injection this gives
an adrenaline injection too, each time the vacuum valve opens........... it's
the biggest challenge at present.
DIY Starter Kit and CD.
have experienced such a lot of interest in vacuum resin infusion that I've
decided to make a Resin Infusion Starters Kit available.
Besides of the
possibility to make your own infused panel with the enclosed materials, the accompanying CD contains a
wealth on information about this process, how to do it and what materials
are required, cleared up with photo's and videos.
Vacmobiles is my supplier for a convenient cost saving vacuum
system. A successful infusion is in the details
things this site was created for following this building project, in particular
for family and friends, but also in a hope that others may be inspired to
transform dreams into plans. I like this
way of sharing my experience, which has resulted in this now very popular
website and a lot of contacts and feedback
from others. That's nice and very motivating! Taking photo's and writing up of
what I was doing turned out to be invaluable and because of that is motivating
in its own right.
I will be adding to this site periodically. Be
It is a part-time project and I work in spurts and bursts, not steadily. So don't expect daily updates.
There are still too many deadlines in my humble life and I don't stand in
need of creating more. I will bring
up to date with the latest developments, when time permits. Please come
back and visit again. Don't forget to
click the REFRESH button on your browser to get the latest upload
(all pages!). Check out the
workshop webcam for the most actual state. Use your right mouse button
and choose "Add to Favorites" to make this one of your
Visitors in my boat shop are welcome but wear old clothes and be prepared to
be put to work! Have a look at my
Blog for the latest developments.
English is not my mothers language and writing the correct things I want to share with
you is time consuming. I do my best to do it right, but cannot anticipate on
mistakes in grammatical and vocabulary. I hope you don't mind! (please give me a
hint when it is extremely wrong).
This site have many interesting areas to explore, so please enter the links in the top
page to guide you through the site. They bring you to the
building project and other pages. I have include some pages about my previous yachts
and some sailing stories. The FAQ-page might be of interest to
understand the meaning of all this. This Click takes you straight to the
build site. All pages are provide with their own menu on the
above left side to explore more in
detail. Click on the appropriate buttons to find out. Most graphics and photos are "thumbnails" and/or
links and you can either magnify the image by clicking on it or the click will
bring you to an extensive image gallery. With the
home-link you always return to this page. For the Dutch kids there is a

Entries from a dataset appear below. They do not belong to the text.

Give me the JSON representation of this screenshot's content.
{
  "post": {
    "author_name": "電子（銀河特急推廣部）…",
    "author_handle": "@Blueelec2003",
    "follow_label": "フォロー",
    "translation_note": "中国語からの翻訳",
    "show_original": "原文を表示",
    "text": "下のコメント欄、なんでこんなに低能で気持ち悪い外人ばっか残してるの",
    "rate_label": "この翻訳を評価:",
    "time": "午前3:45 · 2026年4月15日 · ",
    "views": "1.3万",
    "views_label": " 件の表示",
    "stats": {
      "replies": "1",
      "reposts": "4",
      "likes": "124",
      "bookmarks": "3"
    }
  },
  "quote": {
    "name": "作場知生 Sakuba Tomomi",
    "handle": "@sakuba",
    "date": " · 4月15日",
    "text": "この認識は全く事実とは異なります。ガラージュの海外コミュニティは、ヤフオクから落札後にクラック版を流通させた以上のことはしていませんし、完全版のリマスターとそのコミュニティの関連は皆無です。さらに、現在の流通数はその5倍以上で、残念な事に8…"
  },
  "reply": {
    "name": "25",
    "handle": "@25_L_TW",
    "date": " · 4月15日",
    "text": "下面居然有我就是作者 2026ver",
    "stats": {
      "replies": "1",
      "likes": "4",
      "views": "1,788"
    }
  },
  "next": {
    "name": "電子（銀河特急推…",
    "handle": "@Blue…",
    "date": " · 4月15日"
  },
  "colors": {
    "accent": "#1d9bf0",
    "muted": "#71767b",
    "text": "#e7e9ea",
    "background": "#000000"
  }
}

page with questions and answers
(and also useful for the Dutch who cannot read English) For some more entertaining take a break with these humor
pages. With this sitemap you can get a quick
overview over the entire Fram website. I appreciate your comments in my guestbook.
Another way of exploring this site is through my
you can search by subject in categories or tags or take a chronological
sequence through the archives.